My company shares our office building with the U.S. Immigration Service. For the last few years a steady flow of immigrants from Central America have poured into the building. At times, they crowd the lobby. For the most part they don’t speak English. I always smile and try to be friendly when I’m in the lobby. The other day, there was a young Central American Indian woman with five little kids. I said hello, but she looked unsure of herself and didn’t reply.
I got to thinking about how she would fare in America without speaking the language. Would she be able to work? Who would take care of her kids? It was apparent she would likely have to be subsidized. The government would give her the money and services she needed. This is not unusual for immigrants. A former employee of mine had a job for years signing up Somali immigrants for various government payments. I have nothing against immigrants who are often hard working people. I would also not begrudge this woman with five kids the means to raise them properly. However, the U.S. is running nearly unmanageable debt levels because of the relentless growth in entitlements. Once you start these social programs, you can’t stop them. They only grow. Ultimately they could prove to be terminal for the nation. The more subsidized immigrants we take in the closer we are to a day of reckoning.
One day, when I walked into the lobby, I spotted a little two-year-old kid with a hairlip and cleft palate. I asked a man with him if he was the father. He barely spoke English, but I determined that the boy’s mother was in the immigration office. Eventually I met the mother and with the help of an interpreter I suggested the boy have his hairlip fixed. Of course, she had no money so I told her I would pay for it. Subsequently, I located a plastic surgeon in St. Paul who had worked on the Smile Train fixing these disfigurements. I called his office and arranged an appointment for the boy, and volunteered to pay for it. After a few weeks, a nurse called and told me the boy was scheduled for surgery. However she explained the boy was probably going to need two surgeries and it would be expensive. That alarmed me, but there was no backing out.

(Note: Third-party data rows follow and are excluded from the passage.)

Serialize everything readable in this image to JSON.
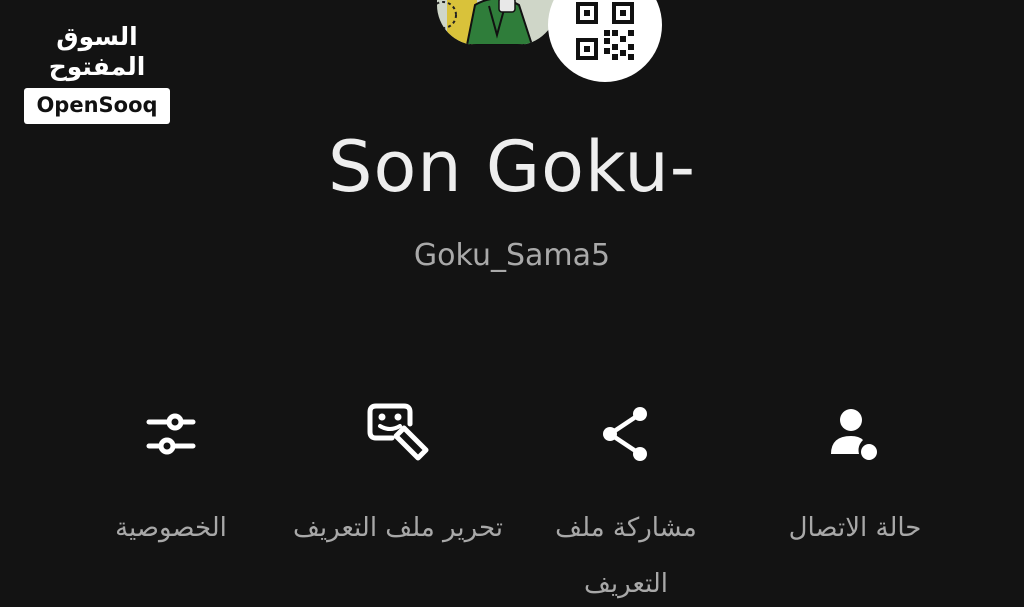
{
  "watermark": {
    "arabic": "السوق المفتوح",
    "latin": "OpenSooq"
  },
  "profile": {
    "display_name": "Son Goku-",
    "username": "Goku_Sama5",
    "qr_icon": "qr-code-icon"
  },
  "actions": [
    {
      "id": "privacy",
      "label": "الخصوصية",
      "icon": "sliders-icon"
    },
    {
      "id": "edit",
      "label": "تحرير ملف التعريف",
      "icon": "edit-face-icon"
    },
    {
      "id": "share",
      "label": "مشاركة ملف التعريف",
      "icon": "share-icon"
    },
    {
      "id": "status",
      "label": "حالة الاتصال",
      "icon": "person-status-icon"
    }
  ],
  "colors": {
    "background": "#131313",
    "name_text": "#eeeeee",
    "muted_text": "#a8a8a8",
    "icon": "#ffffff"
  }
}
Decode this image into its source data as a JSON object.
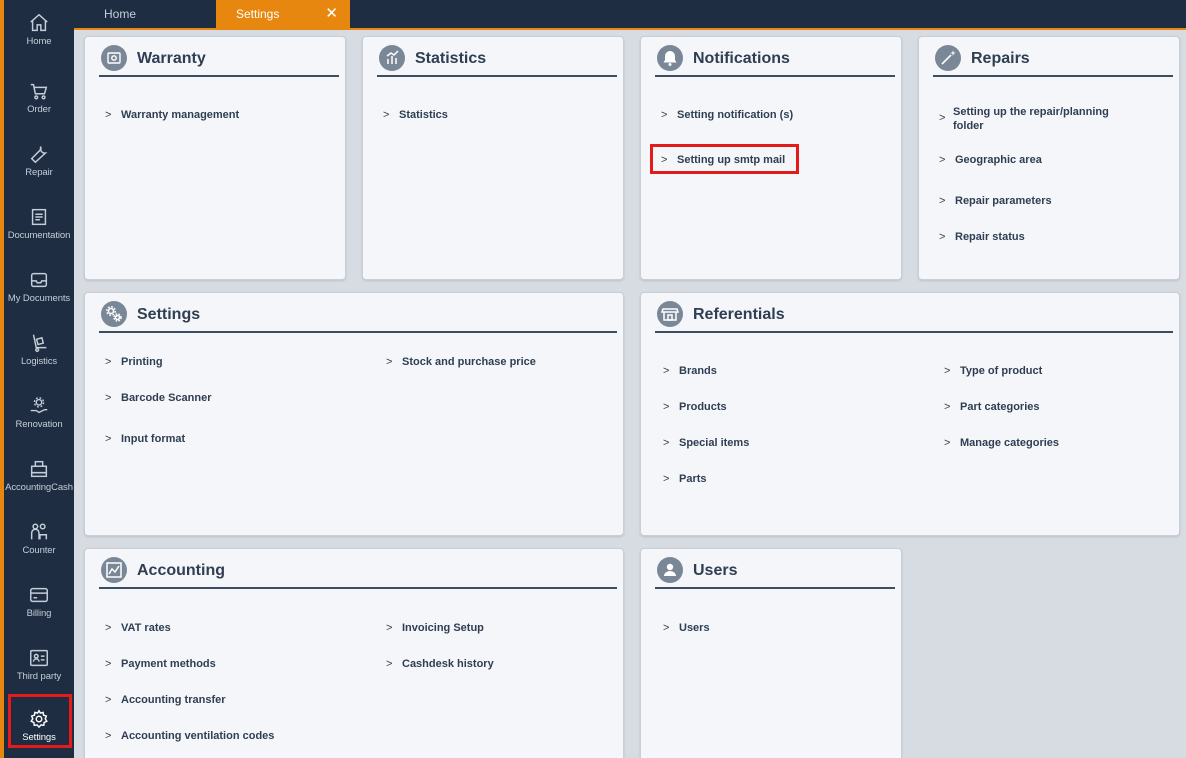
{
  "nav": {
    "home": "Home",
    "order": "Order",
    "repair": "Repair",
    "documentation": "Documentation",
    "my_documents": "My Documents",
    "logistics": "Logistics",
    "renovation": "Renovation",
    "accounting_cash": "AccountingCash",
    "counter": "Counter",
    "billing": "Billing",
    "third_party": "Third party",
    "settings": "Settings"
  },
  "tabs": {
    "home": "Home",
    "settings": "Settings",
    "close": "✕"
  },
  "chevron": ">",
  "colors": {
    "accent": "#e8870f",
    "sidebar": "#1e2d42",
    "highlight": "#e41b1b"
  },
  "cards": {
    "warranty": {
      "title": "Warranty",
      "icon": "safe-icon",
      "links": [
        "Warranty management"
      ]
    },
    "statistics": {
      "title": "Statistics",
      "icon": "statistics-icon",
      "links": [
        "Statistics"
      ]
    },
    "notifications": {
      "title": "Notifications",
      "icon": "bell-icon",
      "links": [
        "Setting notification (s)",
        "Setting up smtp mail"
      ]
    },
    "repairs": {
      "title": "Repairs",
      "icon": "magic-wand-icon",
      "links": [
        "Setting up the repair/planning folder",
        "Geographic area",
        "Repair parameters",
        "Repair status"
      ]
    },
    "settings": {
      "title": "Settings",
      "icon": "gears-icon",
      "links": [
        "Printing",
        "Stock and purchase price",
        "Barcode Scanner",
        "Input format"
      ]
    },
    "referentials": {
      "title": "Referentials",
      "icon": "store-icon",
      "links": [
        "Brands",
        "Type of product",
        "Products",
        "Part categories",
        "Special items",
        "Manage categories",
        "Parts"
      ]
    },
    "accounting": {
      "title": "Accounting",
      "icon": "chart-icon",
      "links": [
        "VAT rates",
        "Invoicing Setup",
        "Payment methods",
        "Cashdesk history",
        "Accounting transfer",
        "Accounting ventilation codes"
      ]
    },
    "users": {
      "title": "Users",
      "icon": "user-icon",
      "links": [
        "Users"
      ]
    }
  }
}
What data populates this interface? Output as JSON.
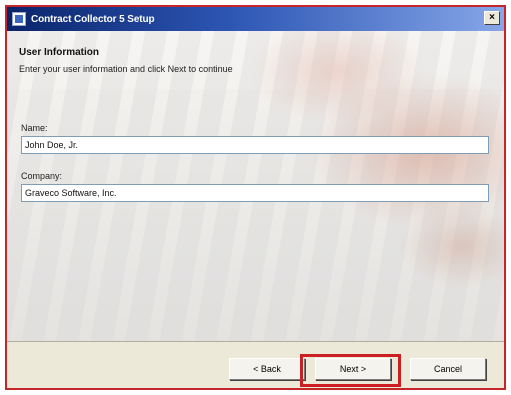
{
  "window": {
    "title": "Contract Collector 5 Setup",
    "close_label": "×"
  },
  "header": {
    "title": "User Information",
    "subtitle": "Enter your user information and click Next to continue"
  },
  "form": {
    "name_label": "Name:",
    "name_value": "John Doe, Jr.",
    "company_label": "Company:",
    "company_value": "Graveco Software, Inc."
  },
  "buttons": {
    "back_label": "< Back",
    "next_label": "Next >",
    "cancel_label": "Cancel"
  },
  "colors": {
    "title_bar": "#0a246a",
    "highlight": "#cc1f24"
  }
}
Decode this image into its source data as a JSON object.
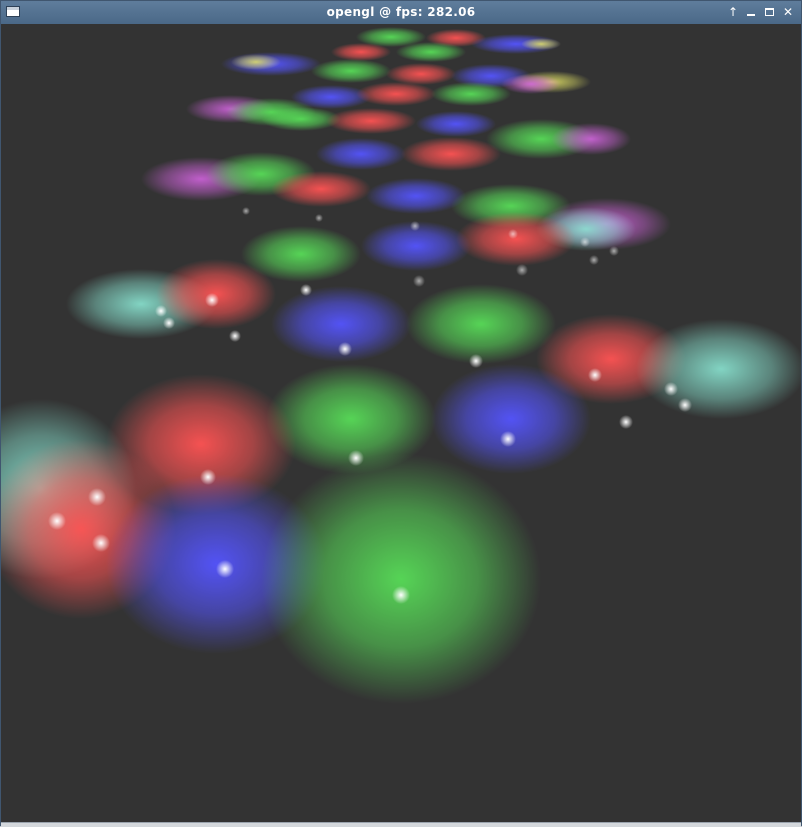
{
  "window": {
    "title": "opengl @ fps: 282.06",
    "controls": {
      "up_glyph": "↑",
      "close_glyph": "✕"
    },
    "icons": [
      "app-window-icon",
      "arrow-up-icon",
      "minimize-icon",
      "maximize-icon",
      "close-icon"
    ]
  },
  "scene": {
    "description_colors": {
      "background": "#333333",
      "red": "#ff2020",
      "green": "#20d020",
      "blue": "#2020ff"
    }
  }
}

It was a year ago that the boy had the surgery and I have heard nothing from the family, the hospital or the physician’s office. Somebody had to pay for it, but it wasn’t me. There must have been a government program that picked up the tab. That’s fine with me. Frankly, I’m not asking any questions.